Work task — Copy the data exactly. Leave nothing out.
[Entries shown Boundary: Start]
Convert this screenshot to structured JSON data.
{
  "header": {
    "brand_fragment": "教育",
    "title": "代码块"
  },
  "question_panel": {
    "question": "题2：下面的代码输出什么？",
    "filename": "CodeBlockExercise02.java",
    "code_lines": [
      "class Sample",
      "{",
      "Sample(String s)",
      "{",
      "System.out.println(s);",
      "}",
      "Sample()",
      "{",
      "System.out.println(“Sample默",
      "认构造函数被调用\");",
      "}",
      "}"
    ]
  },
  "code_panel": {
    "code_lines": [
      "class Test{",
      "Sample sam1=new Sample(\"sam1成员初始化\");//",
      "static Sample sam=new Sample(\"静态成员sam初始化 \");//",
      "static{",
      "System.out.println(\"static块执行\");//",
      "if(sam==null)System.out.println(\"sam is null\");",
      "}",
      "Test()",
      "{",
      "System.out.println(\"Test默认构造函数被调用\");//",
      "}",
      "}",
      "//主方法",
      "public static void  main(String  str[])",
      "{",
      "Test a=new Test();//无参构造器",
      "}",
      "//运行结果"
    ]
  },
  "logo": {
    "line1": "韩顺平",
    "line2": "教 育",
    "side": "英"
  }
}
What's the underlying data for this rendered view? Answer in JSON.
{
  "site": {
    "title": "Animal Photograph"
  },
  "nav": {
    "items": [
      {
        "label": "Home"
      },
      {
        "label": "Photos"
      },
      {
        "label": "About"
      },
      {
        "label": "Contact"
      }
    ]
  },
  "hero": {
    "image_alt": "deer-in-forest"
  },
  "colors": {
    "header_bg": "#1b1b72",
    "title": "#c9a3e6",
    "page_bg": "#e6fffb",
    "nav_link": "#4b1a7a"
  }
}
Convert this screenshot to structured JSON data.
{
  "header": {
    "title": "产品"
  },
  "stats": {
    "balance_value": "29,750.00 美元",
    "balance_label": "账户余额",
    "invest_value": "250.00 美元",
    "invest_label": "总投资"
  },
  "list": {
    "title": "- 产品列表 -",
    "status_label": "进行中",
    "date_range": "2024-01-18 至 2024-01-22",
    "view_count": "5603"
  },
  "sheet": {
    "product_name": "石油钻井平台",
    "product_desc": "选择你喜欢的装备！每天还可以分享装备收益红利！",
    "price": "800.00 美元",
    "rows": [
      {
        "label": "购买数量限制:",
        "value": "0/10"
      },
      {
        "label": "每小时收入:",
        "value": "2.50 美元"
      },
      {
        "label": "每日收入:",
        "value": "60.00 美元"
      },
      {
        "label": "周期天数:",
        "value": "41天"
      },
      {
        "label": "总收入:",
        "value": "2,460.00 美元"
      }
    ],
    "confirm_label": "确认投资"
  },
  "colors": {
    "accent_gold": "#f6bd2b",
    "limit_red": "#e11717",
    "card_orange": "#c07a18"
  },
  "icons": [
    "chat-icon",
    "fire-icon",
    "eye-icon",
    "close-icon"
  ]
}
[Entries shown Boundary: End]
Reply to the task —
Convert this screenshot to structured JSON data.
{
  "header": {
    "brand_fragment": "教育",
    "title": "代码块"
  },
  "question_panel": {
    "question": "题2：下面的代码输出什么？",
    "filename": "CodeBlockExercise02.java",
    "code_lines": [
      "class Sample",
      "{",
      "Sample(String s)",
      "{",
      "System.out.println(s);",
      "}",
      "Sample()",
      "{",
      "System.out.println(“Sample默",
      "认构造函数被调用\");",
      "}",
      "}"
    ]
  },
  "code_panel": {
    "code_lines": [
      "class Test{",
      "Sample sam1=new Sample(\"sam1成员初始化\");//",
      "static Sample sam=new Sample(\"静态成员sam初始化 \");//",
      "static{",
      "System.out.println(\"static块执行\");//",
      "if(sam==null)System.out.println(\"sam is null\");",
      "}",
      "Test()",
      "{",
      "System.out.println(\"Test默认构造函数被调用\");//",
      "}",
      "}",
      "//主方法",
      "public static void  main(String  str[])",
      "{",
      "Test a=new Test();//无参构造器",
      "}",
      "//运行结果"
    ]
  },
  "logo": {
    "line1": "韩顺平",
    "line2": "教 育",
    "side": "英"
  }
}
What's the underlying data for this rendered view? Answer in JSON.
{
  "site": {
    "title": "Animal Photograph"
  },
  "nav": {
    "items": [
      {
        "label": "Home"
      },
      {
        "label": "Photos"
      },
      {
        "label": "About"
      },
      {
        "label": "Contact"
      }
    ]
  },
  "hero": {
    "image_alt": "deer-in-forest"
  },
  "colors": {
    "header_bg": "#1b1b72",
    "title": "#c9a3e6",
    "page_bg": "#e6fffb",
    "nav_link": "#4b1a7a"
  }
}
Convert this screenshot to structured JSON data.
{
  "header": {
    "title": "产品"
  },
  "stats": {
    "balance_value": "29,750.00 美元",
    "balance_label": "账户余额",
    "invest_value": "250.00 美元",
    "invest_label": "总投资"
  },
  "list": {
    "title": "- 产品列表 -",
    "status_label": "进行中",
    "date_range": "2024-01-18 至 2024-01-22",
    "view_count": "5603"
  },
  "sheet": {
    "product_name": "石油钻井平台",
    "product_desc": "选择你喜欢的装备！每天还可以分享装备收益红利！",
    "price": "800.00 美元",
    "rows": [
      {
        "label": "购买数量限制:",
        "value": "0/10"
      },
      {
        "label": "每小时收入:",
        "value": "2.50 美元"
      },
      {
        "label": "每日收入:",
        "value": "60.00 美元"
      },
      {
        "label": "周期天数:",
        "value": "41天"
      },
      {
        "label": "总收入:",
        "value": "2,460.00 美元"
      }
    ],
    "confirm_label": "确认投资"
  },
  "colors": {
    "accent_gold": "#f6bd2b",
    "limit_red": "#e11717",
    "card_orange": "#c07a18"
  },
  "icons": [
    "chat-icon",
    "fire-icon",
    "eye-icon",
    "close-icon"
  ]
}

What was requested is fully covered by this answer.